The most important state buildings were concentrated inside the city walls of Angkor Thom. In the northwestern part was the king’s palace, together with a temple pyramide called Phimeanakas. This construction was then extended by the Terrace of the Elephants, the Terrace of the Leprosy King and the great (victory) square, alltogether a great areal for military parades or presenting great representative games and shows.

Also remarkable are the mountainlike temple Baphuon and the two buildigs called northern and southern Khleang, who were kind of halls. Opposite to the Terrace of the Elephants are two ponds and twelve towers called Prasat Suor Prat. In the geometical center of the whole square-shaped arrangement of Angkor Thom is the famous and most outstanding Bayon placed.

Besides, ancient Angkor was famous for it’s sophisticated canal system. A number of canals led through Angkor Thom. They partially served as a transport system, partially they were used as a freshwater source, as well as a bathroom and, not to forget, for wastewater disposal. The water flowed from the northeast to the southwest, drained eventually to the western baray (a rectangle-shaped, artificial lake) outside Angkor Thom. Probably the water was taken out of the Siem Reap River, using the natural gradient of the land towards the Tonle Sap Lake.

Know…

This is only a part of the richly illustrated article ‘Angkor Thom’. Read here the whole article on Angkor Thom.

Keep yourself up-to-date

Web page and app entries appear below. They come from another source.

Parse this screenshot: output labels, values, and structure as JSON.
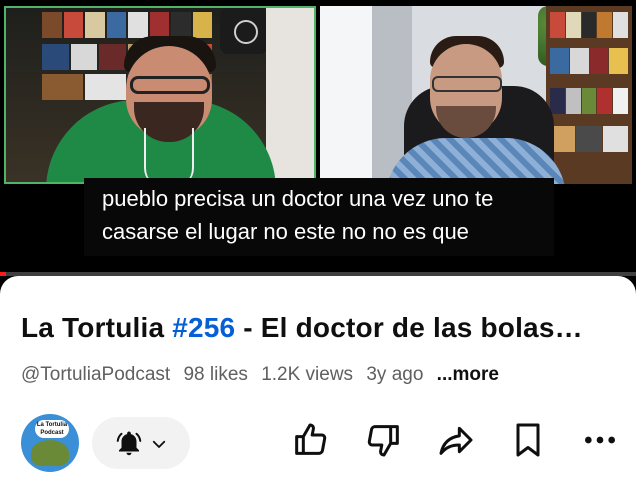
{
  "caption": {
    "line1": "pueblo precisa un doctor una vez uno te",
    "line2": "casarse el lugar no este no no es que"
  },
  "video": {
    "title_prefix": "La Tortulia ",
    "title_tag": "#256",
    "title_rest": " - El doctor de las bolas…",
    "progress_fraction": 0.01
  },
  "meta": {
    "channel": "@TortuliaPodcast",
    "likes": "98 likes",
    "views": "1.2K views",
    "age": "3y ago",
    "more": "...more"
  },
  "channel_avatar": {
    "logo_text": "La Tortulia Podcast"
  },
  "actions": {
    "icons": [
      "bell-icon",
      "chevron-down-icon",
      "thumbs-up-icon",
      "thumbs-down-icon",
      "share-icon",
      "save-icon",
      "more-icon"
    ]
  },
  "colors": {
    "accent_link": "#065fd4",
    "progress": "#ff1a1a",
    "tile_highlight": "#4fb36a"
  }
}
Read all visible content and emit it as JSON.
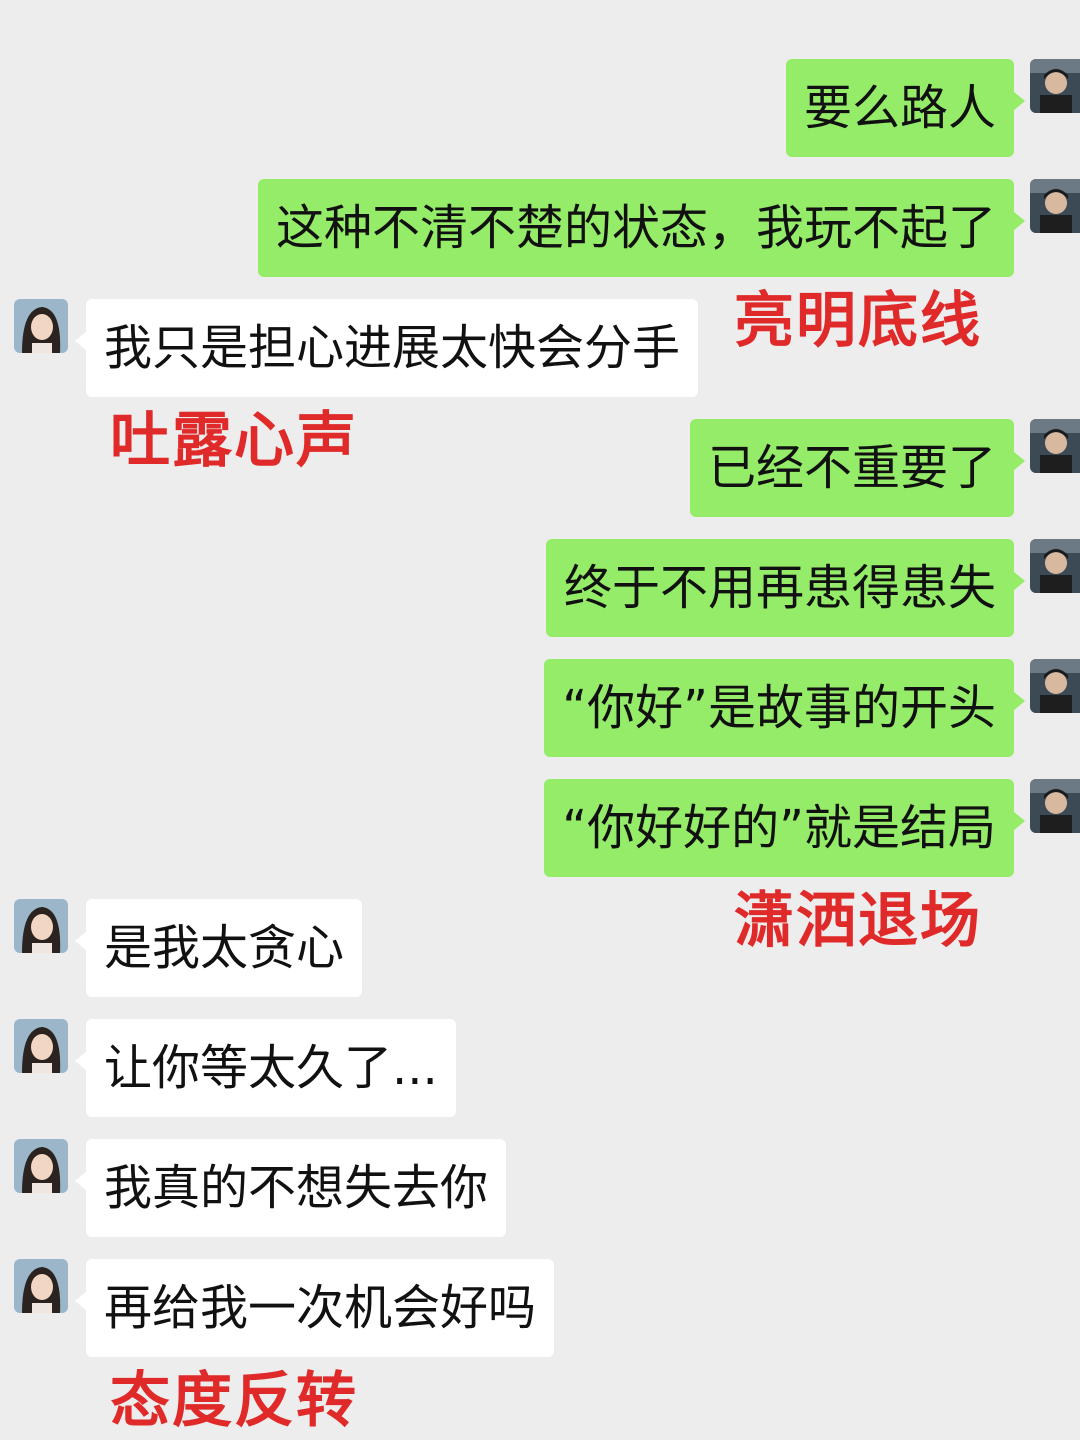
{
  "messages": [
    {
      "side": "right",
      "text": "要么路人"
    },
    {
      "side": "right",
      "text": "这种不清不楚的状态，我玩不起了"
    },
    {
      "side": "left",
      "text": "我只是担心进展太快会分手"
    },
    {
      "side": "right",
      "text": "已经不重要了"
    },
    {
      "side": "right",
      "text": "终于不用再患得患失"
    },
    {
      "side": "right",
      "text": "“你好”是故事的开头"
    },
    {
      "side": "right",
      "text": "“你好好的”就是结局"
    },
    {
      "side": "left",
      "text": "是我太贪心"
    },
    {
      "side": "left",
      "text": "让你等太久了..."
    },
    {
      "side": "left",
      "text": "我真的不想失去你"
    },
    {
      "side": "left",
      "text": "再给我一次机会好吗"
    }
  ],
  "annotations": [
    {
      "text": "亮明底线"
    },
    {
      "text": "吐露心声"
    },
    {
      "text": "潇洒退场"
    },
    {
      "text": "态度反转"
    }
  ],
  "colors": {
    "background": "#ededed",
    "sent_bubble": "#95ec69",
    "received_bubble": "#ffffff",
    "annotation": "#e02a2a"
  },
  "icons": {
    "sender_avatar": "avatar-man-icon",
    "receiver_avatar": "avatar-woman-icon"
  }
}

Check the list of recently published articles on a great variety of Southeast Asian themes. All of them are richly illustrated: Asienreisender